■ Task goal ■
Give back every entry in full, exactly as it reads.

*-*-*

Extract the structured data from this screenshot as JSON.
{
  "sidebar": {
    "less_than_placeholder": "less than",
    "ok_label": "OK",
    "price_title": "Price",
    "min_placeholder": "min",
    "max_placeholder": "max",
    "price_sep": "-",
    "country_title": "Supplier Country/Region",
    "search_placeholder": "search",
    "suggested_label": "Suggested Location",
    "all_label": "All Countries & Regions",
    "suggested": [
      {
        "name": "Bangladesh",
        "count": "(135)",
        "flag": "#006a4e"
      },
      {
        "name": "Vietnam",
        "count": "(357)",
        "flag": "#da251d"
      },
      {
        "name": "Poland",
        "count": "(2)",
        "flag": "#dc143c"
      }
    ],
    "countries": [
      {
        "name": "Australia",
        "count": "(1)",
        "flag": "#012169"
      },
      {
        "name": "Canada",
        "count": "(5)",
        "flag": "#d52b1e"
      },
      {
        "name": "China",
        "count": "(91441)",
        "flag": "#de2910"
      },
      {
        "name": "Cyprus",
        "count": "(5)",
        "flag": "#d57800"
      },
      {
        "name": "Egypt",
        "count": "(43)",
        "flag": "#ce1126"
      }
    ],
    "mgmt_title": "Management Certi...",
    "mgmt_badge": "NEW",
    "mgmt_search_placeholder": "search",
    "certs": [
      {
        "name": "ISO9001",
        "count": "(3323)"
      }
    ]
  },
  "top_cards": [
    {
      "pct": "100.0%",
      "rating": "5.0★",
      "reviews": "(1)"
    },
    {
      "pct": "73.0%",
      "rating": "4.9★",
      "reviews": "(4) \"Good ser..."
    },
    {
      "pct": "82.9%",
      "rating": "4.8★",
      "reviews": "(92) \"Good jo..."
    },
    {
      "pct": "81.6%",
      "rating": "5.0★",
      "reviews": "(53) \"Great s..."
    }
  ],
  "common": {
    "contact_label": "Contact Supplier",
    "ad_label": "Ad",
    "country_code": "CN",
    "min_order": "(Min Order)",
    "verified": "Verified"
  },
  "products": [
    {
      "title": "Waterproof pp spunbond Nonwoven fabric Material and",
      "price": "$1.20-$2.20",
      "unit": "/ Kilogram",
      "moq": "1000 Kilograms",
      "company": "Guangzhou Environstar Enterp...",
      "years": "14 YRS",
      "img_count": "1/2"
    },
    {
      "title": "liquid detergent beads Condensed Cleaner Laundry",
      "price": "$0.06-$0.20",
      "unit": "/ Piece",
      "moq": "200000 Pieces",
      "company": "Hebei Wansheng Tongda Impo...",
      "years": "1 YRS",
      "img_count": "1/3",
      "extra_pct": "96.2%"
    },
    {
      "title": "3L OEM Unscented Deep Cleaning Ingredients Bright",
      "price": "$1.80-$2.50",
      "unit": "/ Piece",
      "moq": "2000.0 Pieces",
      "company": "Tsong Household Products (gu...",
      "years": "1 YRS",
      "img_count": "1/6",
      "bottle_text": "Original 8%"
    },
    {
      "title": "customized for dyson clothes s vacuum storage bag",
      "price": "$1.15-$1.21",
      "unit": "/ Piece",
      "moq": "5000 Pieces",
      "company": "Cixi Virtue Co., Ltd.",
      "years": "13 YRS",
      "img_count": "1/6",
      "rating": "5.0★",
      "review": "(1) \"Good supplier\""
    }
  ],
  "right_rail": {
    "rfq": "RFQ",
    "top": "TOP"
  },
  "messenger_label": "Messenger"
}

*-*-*

■ Solution to this exercise ■
Extract the structured data from this screenshot as JSON.
{
  "sidebar": {
    "less_than_placeholder": "less than",
    "ok_label": "OK",
    "price_title": "Price",
    "min_placeholder": "min",
    "max_placeholder": "max",
    "price_sep": "-",
    "country_title": "Supplier Country/Region",
    "search_placeholder": "search",
    "suggested_label": "Suggested Location",
    "all_label": "All Countries & Regions",
    "suggested": [
      {
        "name": "Bangladesh",
        "count": "(135)",
        "flag": "#006a4e"
      },
      {
        "name": "Vietnam",
        "count": "(357)",
        "flag": "#da251d"
      },
      {
        "name": "Poland",
        "count": "(2)",
        "flag": "#dc143c"
      }
    ],
    "countries": [
      {
        "name": "Australia",
        "count": "(1)",
        "flag": "#012169"
      },
      {
        "name": "Canada",
        "count": "(5)",
        "flag": "#d52b1e"
      },
      {
        "name": "China",
        "count": "(91441)",
        "flag": "#de2910"
      },
      {
        "name": "Cyprus",
        "count": "(5)",
        "flag": "#d57800"
      },
      {
        "name": "Egypt",
        "count": "(43)",
        "flag": "#ce1126"
      }
    ],
    "mgmt_title": "Management Certi...",
    "mgmt_badge": "NEW",
    "mgmt_search_placeholder": "search",
    "certs": [
      {
        "name": "ISO9001",
        "count": "(3323)"
      }
    ]
  },
  "top_cards": [
    {
      "pct": "100.0%",
      "rating": "5.0★",
      "reviews": "(1)"
    },
    {
      "pct": "73.0%",
      "rating": "4.9★",
      "reviews": "(4) \"Good ser..."
    },
    {
      "pct": "82.9%",
      "rating": "4.8★",
      "reviews": "(92) \"Good jo..."
    },
    {
      "pct": "81.6%",
      "rating": "5.0★",
      "reviews": "(53) \"Great s..."
    }
  ],
  "common": {
    "contact_label": "Contact Supplier",
    "ad_label": "Ad",
    "country_code": "CN",
    "min_order": "(Min Order)",
    "verified": "Verified"
  },
  "products": [
    {
      "title": "Waterproof pp spunbond Nonwoven fabric Material and",
      "price": "$1.20-$2.20",
      "unit": "/ Kilogram",
      "moq": "1000 Kilograms",
      "company": "Guangzhou Environstar Enterp...",
      "years": "14 YRS",
      "img_count": "1/2"
    },
    {
      "title": "liquid detergent beads Condensed Cleaner Laundry",
      "price": "$0.06-$0.20",
      "unit": "/ Piece",
      "moq": "200000 Pieces",
      "company": "Hebei Wansheng Tongda Impo...",
      "years": "1 YRS",
      "img_count": "1/3",
      "extra_pct": "96.2%"
    },
    {
      "title": "3L OEM Unscented Deep Cleaning Ingredients Bright",
      "price": "$1.80-$2.50",
      "unit": "/ Piece",
      "moq": "2000.0 Pieces",
      "company": "Tsong Household Products (gu...",
      "years": "1 YRS",
      "img_count": "1/6",
      "bottle_text": "Original 8%"
    },
    {
      "title": "customized for dyson clothes s vacuum storage bag",
      "price": "$1.15-$1.21",
      "unit": "/ Piece",
      "moq": "5000 Pieces",
      "company": "Cixi Virtue Co., Ltd.",
      "years": "13 YRS",
      "img_count": "1/6",
      "rating": "5.0★",
      "review": "(1) \"Good supplier\""
    }
  ],
  "right_rail": {
    "rfq": "RFQ",
    "top": "TOP"
  },
  "messenger_label": "Messenger"
}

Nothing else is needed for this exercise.